approach. Despite this, it was a very intellectually stimulating and enjoyable experience for all of us in the team. I might also add, it was a brilliant opportunity to practice our skills for future assessment centres.

 

The day was closed by Hannah Salton, the Graduate Recruitment Manager at A&O. Hannah was very helpful in explaining issues surrounding the application process including, inter alia, vacation schemes, training contracts, LPC and GDL funding.

BULLETIN for MLaw students. Yes – you are OK to apply to A&O – but it must be noted that the firm likes candidates to attend BPP to complete the MA (LPC with Business) course. I spoke to the course leader at BPP who advised that MLaw students would simply be exempt from having to retake particular LPC modules.

A thought for diversity

As a student who describes themselves as ‘northern and proud’, you can understand that this being my third time travelling to London this year (and in my life) is quite a significant thing for me. Including other factors such as my; accent, state educated background, sexual orientation, and low income 12274379_537418159767781_3946422286969550423_nbackground; making it to a magic circle law firm in the city is my proudest achievement to date.

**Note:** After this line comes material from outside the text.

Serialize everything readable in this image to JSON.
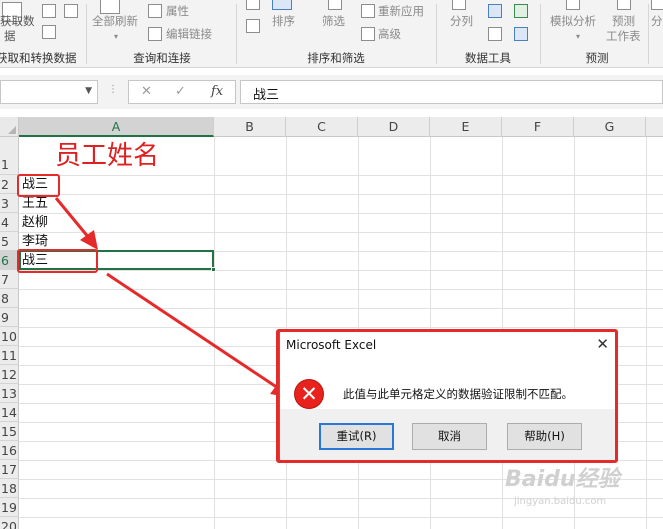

Although there is still great progress to be made in the industry, and whilst organisations such as Aspiring Solicitors and Rare Recruitment are helping to open doors to individuals from all walks of life, you should never let who you are bring you down! We are always drawing closer to a society which lets individuals pick their own hand of cards. Celebrate your skills, focus on your weaknesses and you will get there. With a little support from your university careers service and other external organisations such as above, that one small drop in the ocean can create waves of opportunities.

Reflections on the day

I am still as excited and passionate about pursuing a career in commercial law. I have had this fantastic eye opening opportunity which has allowed me to ask my questions and get the answers I need to proceed onto applications for further open days and vacation schemes in 2016. Over the short term, I will now need to consider ‘how big’ I am willing to take my career. Can I imagine myself clocking 36 hours of straight working on high profile cases, in potentially what will be the next stage of my career?

Well, next month, I will be attending the NationalLawLive conference at the MOSI in Manchester to have a look at the smaller UK commercial firms based in and around Manchester. I am hoping that I can answer the aforementioned question and ‘sniff out’ the pros and cons of working for the more national firms such as Shoosmiths, Nabarro and Irwin Mitchell.

** Post was written 21st November 2015 – apologise for delay in publication.